Although Divali is traditionally typically spent with friends and family, one pundit and epidemiologist is cautioning citizens to avoid this practice due to the COVID-19 pandemic.
“In India, the UK, USA, Canada and many other nations activities associated with Divali have been curtailed as Hindus at this time are making many sacrifices and taking personal and collective responsibility in the interest of their health and welfare,” Pundit Karmesh Sharma, a non-medical epidemiologist at the Ministry of Health said during a virtual press conference yesterday.
Sharma outlined a number of measures that can be implemented to protect against the virus during celebrations, he noted that it’s best if people avoided inviting people to their homes or accepting any such invitations themselves.
“Whilst it is tradition to invite or to be invited by family and friends or even the occasional dropping at homes in the neighbourhood be mindful, be cognizant and avoid such gatherings with persons coming from outside your household especially as this can greatly increase risk of contracting or spreading COVID-19,” he said.
Technical director of the ministry’s Epidemiology Division Dr Avery Hinds said the movement and interactions between households has been regarded as one of the main transmission factors within recent times
“The mixing of households- people going from one household to another, even for small gatherings has been one of the recurring features that has been reported when the question has been asked, where have you been, who you’ve interacted with over the previous 14 days,” he said.
Sharma also warned that hand sanitizers should not be used before lighting deyas, candles or fireworks on the night as they contain alcohol and can result in burns. He said to instead wash hands with soap and water.
He also advised that proper hygienic practices be maintained when giving out food or sweets.
While there isn’t any data that suggests COVID-19 can be transmitted through food, it can be transmitted via the packaging used to contain it.
He believes the auspicious night can be enjoyed- but cautiously.

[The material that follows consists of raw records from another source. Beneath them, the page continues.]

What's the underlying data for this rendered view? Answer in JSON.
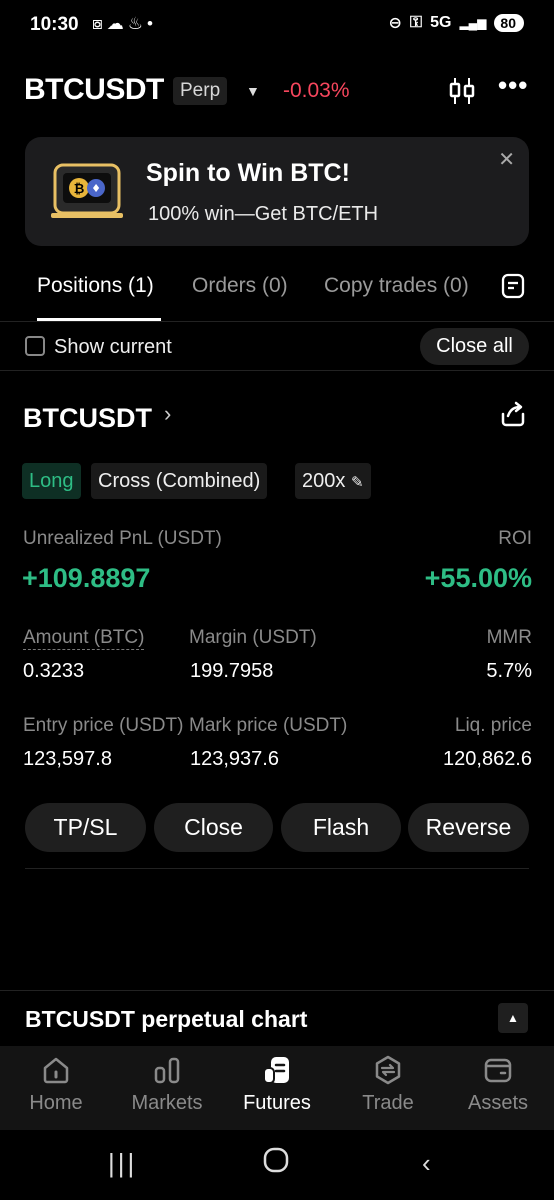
{
  "status_bar": {
    "time": "10:30",
    "network": "5G",
    "battery": "80"
  },
  "header": {
    "symbol": "BTCUSDT",
    "contract_type": "Perp",
    "change": "-0.03%"
  },
  "banner": {
    "title": "Spin to Win BTC!",
    "subtitle": "100% win—Get BTC/ETH"
  },
  "tabs": [
    {
      "label": "Positions (1)",
      "active": true
    },
    {
      "label": "Orders (0)",
      "active": false
    },
    {
      "label": "Copy trades (0)",
      "active": false
    }
  ],
  "filter": {
    "show_current_label": "Show current",
    "show_current_checked": false,
    "close_all_label": "Close all"
  },
  "position": {
    "symbol": "BTCUSDT",
    "side": "Long",
    "margin_mode": "Cross (Combined)",
    "leverage": "200x",
    "pnl_label": "Unrealized PnL (USDT)",
    "pnl_value": "+109.8897",
    "roi_label": "ROI",
    "roi_value": "+55.00%",
    "amount_label": "Amount (BTC)",
    "amount_value": "0.3233",
    "margin_label": "Margin (USDT)",
    "margin_value": "199.7958",
    "mmr_label": "MMR",
    "mmr_value": "5.7%",
    "entry_label": "Entry price (USDT)",
    "entry_value": "123,597.8",
    "mark_label": "Mark price (USDT)",
    "mark_value": "123,937.6",
    "liq_label": "Liq. price",
    "liq_value": "120,862.6",
    "buttons": {
      "tpsl": "TP/SL",
      "close": "Close",
      "flash": "Flash",
      "reverse": "Reverse"
    }
  },
  "chart_section": {
    "title": "BTCUSDT perpetual chart"
  },
  "bottom_nav": [
    {
      "label": "Home",
      "icon": "home-icon",
      "active": false
    },
    {
      "label": "Markets",
      "icon": "markets-icon",
      "active": false
    },
    {
      "label": "Futures",
      "icon": "futures-icon",
      "active": true
    },
    {
      "label": "Trade",
      "icon": "trade-icon",
      "active": false
    },
    {
      "label": "Assets",
      "icon": "wallet-icon",
      "active": false
    }
  ],
  "colors": {
    "positive": "#2ebd85",
    "negative": "#f6465d",
    "background": "#000000",
    "surface": "#1f1f1f"
  }
}
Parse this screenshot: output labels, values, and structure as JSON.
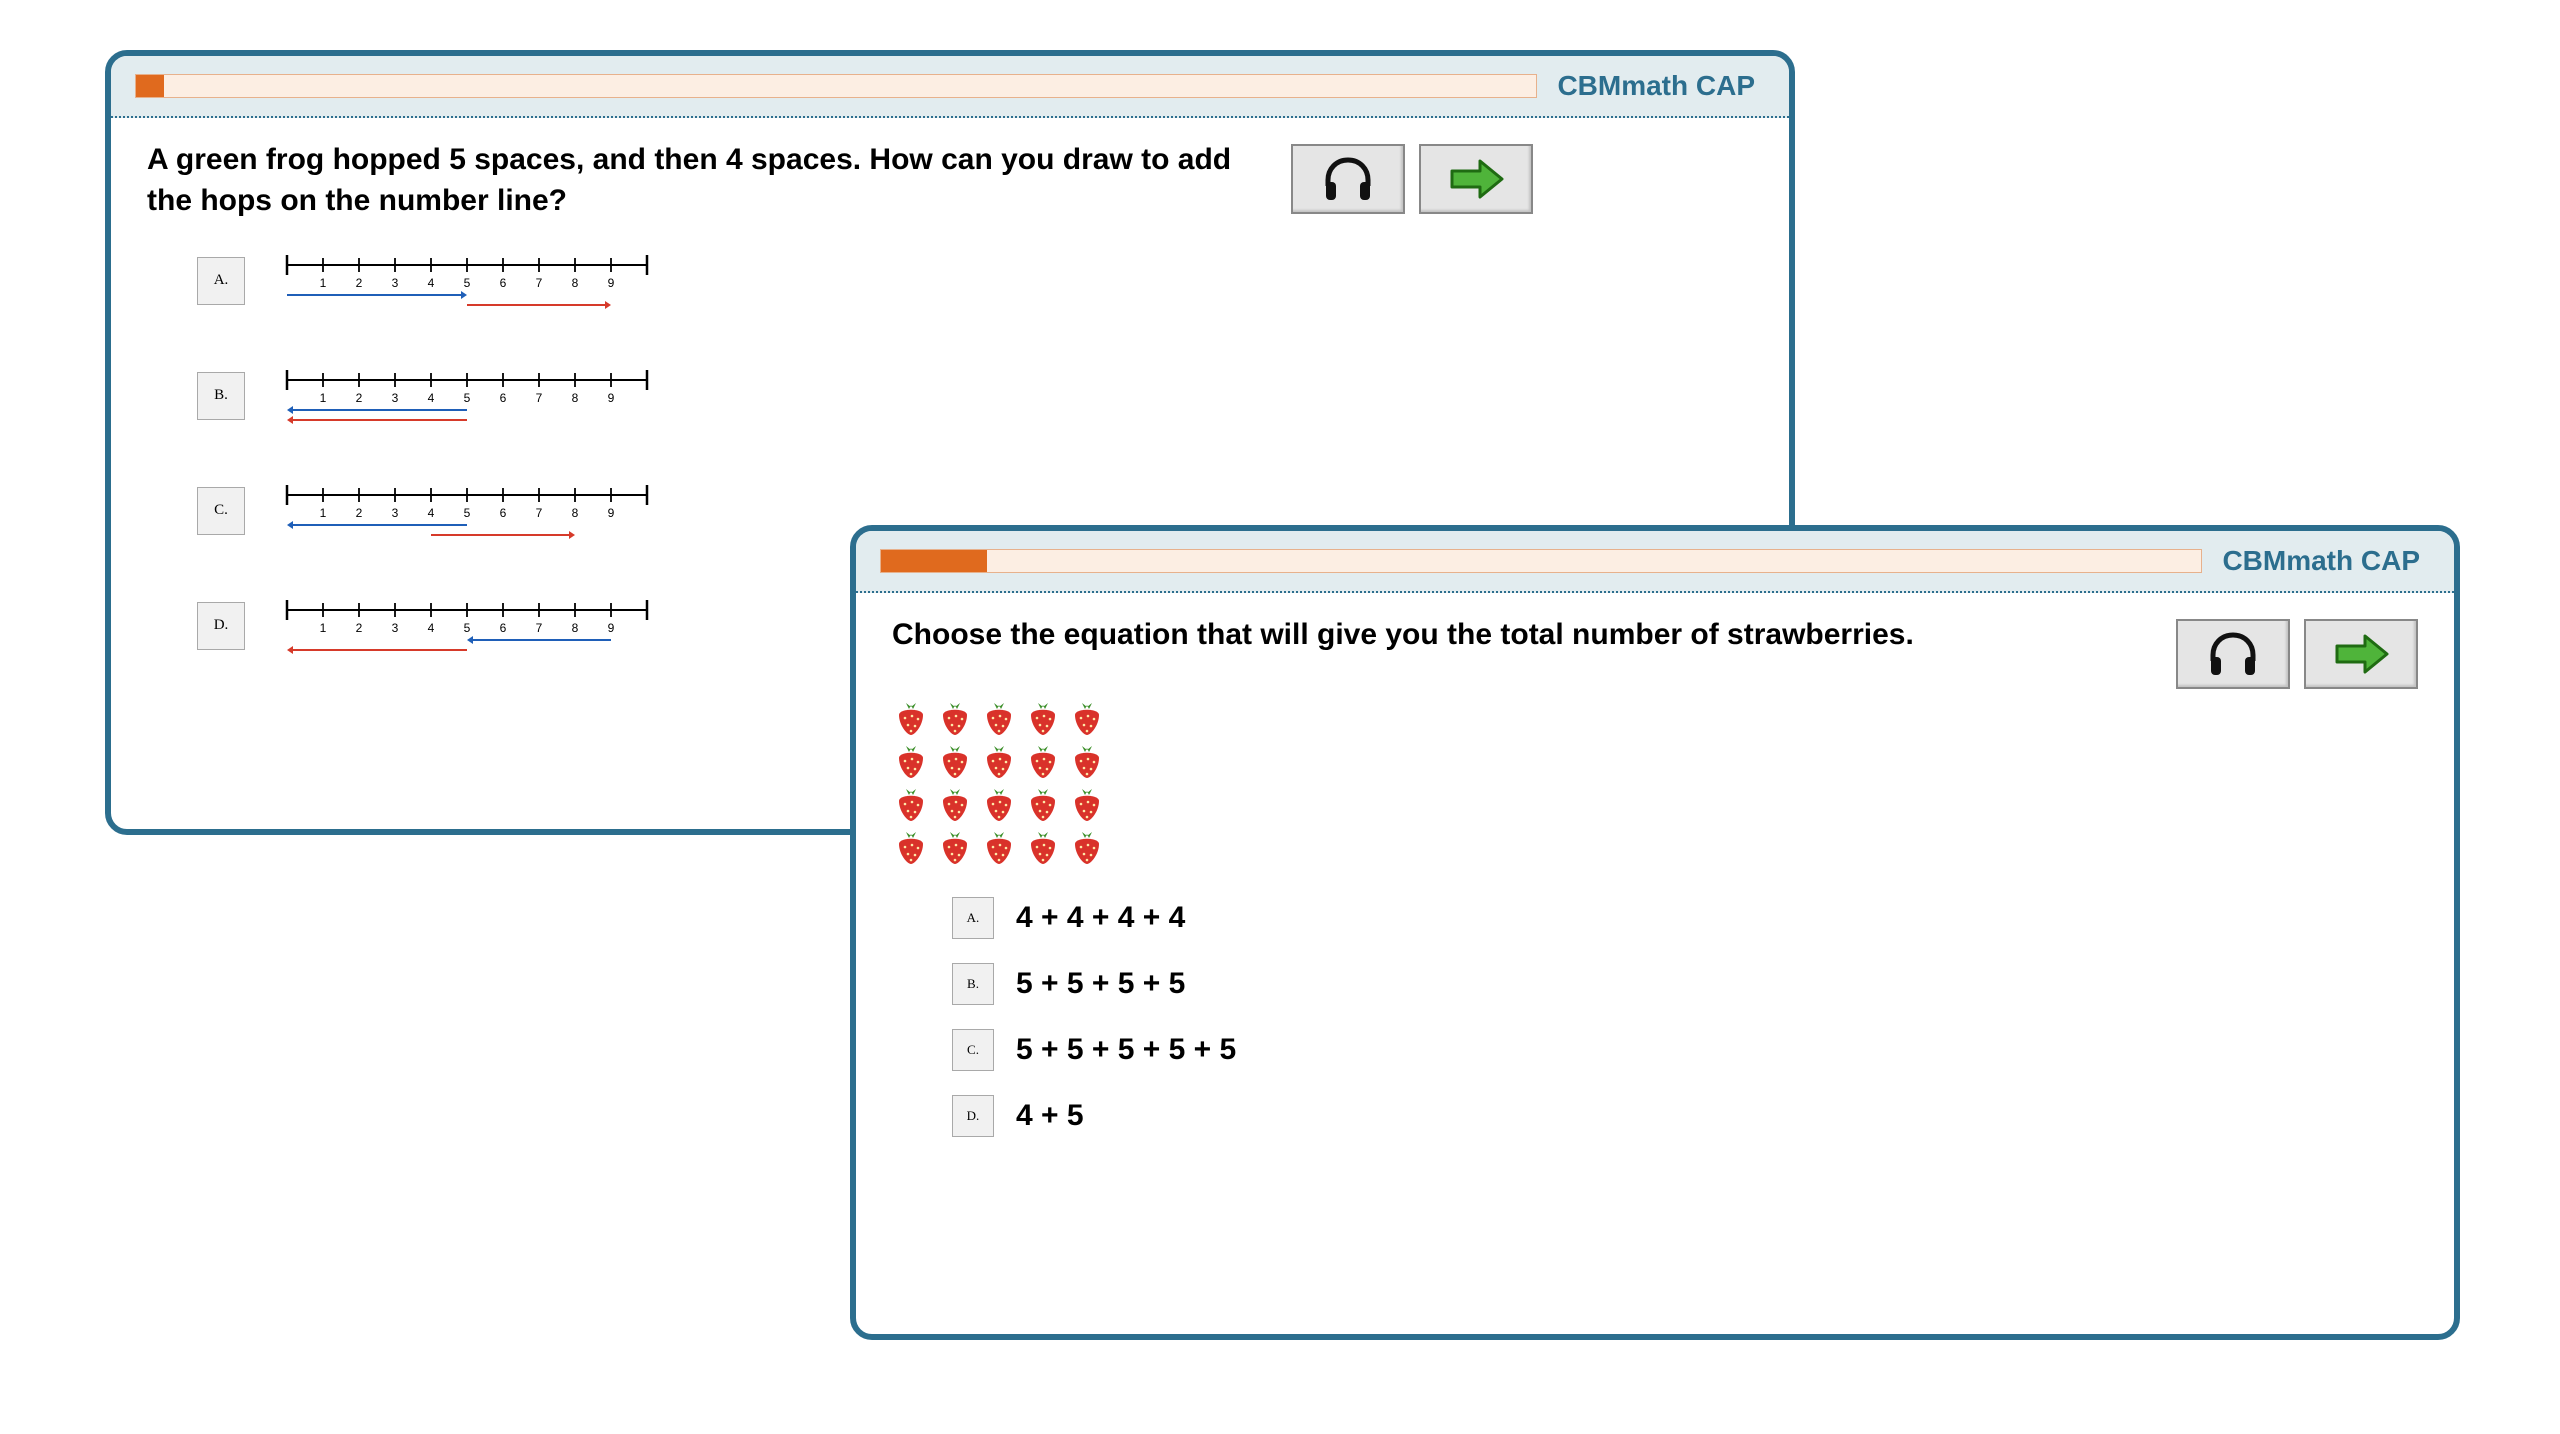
{
  "panel1": {
    "brand": "CBMmath CAP",
    "progress_percent": 2,
    "question": "A green frog hopped 5 spaces, and then 4 spaces. How can you draw to add the hops on the number line?",
    "numberline_labels": [
      "1",
      "2",
      "3",
      "4",
      "5",
      "6",
      "7",
      "8",
      "9"
    ],
    "choices": [
      {
        "label": "A.",
        "blue_from": 0,
        "blue_to": 5,
        "red_from": 5,
        "red_to": 9
      },
      {
        "label": "B.",
        "blue_from": 5,
        "blue_to": 0,
        "red_from": 5,
        "red_to": 0
      },
      {
        "label": "C.",
        "blue_from": 5,
        "blue_to": 0,
        "red_from": 4,
        "red_to": 8
      },
      {
        "label": "D.",
        "blue_from": 9,
        "blue_to": 5,
        "red_from": 5,
        "red_to": 0
      }
    ]
  },
  "panel2": {
    "brand": "CBMmath CAP",
    "progress_percent": 8,
    "question": "Choose the equation that will give you the total number of strawberries.",
    "grid_rows": 4,
    "grid_cols": 5,
    "choices": [
      {
        "label": "A.",
        "text": "4 + 4 + 4 + 4"
      },
      {
        "label": "B.",
        "text": "5 + 5 + 5 + 5"
      },
      {
        "label": "C.",
        "text": "5 + 5 + 5 + 5 + 5"
      },
      {
        "label": "D.",
        "text": "4 + 5"
      }
    ]
  }
}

“While the pandemic has changed a lot of things- and it has- we must not let it change our spirit. We will still celebrate Divali and have fun with reduced risk,” he said.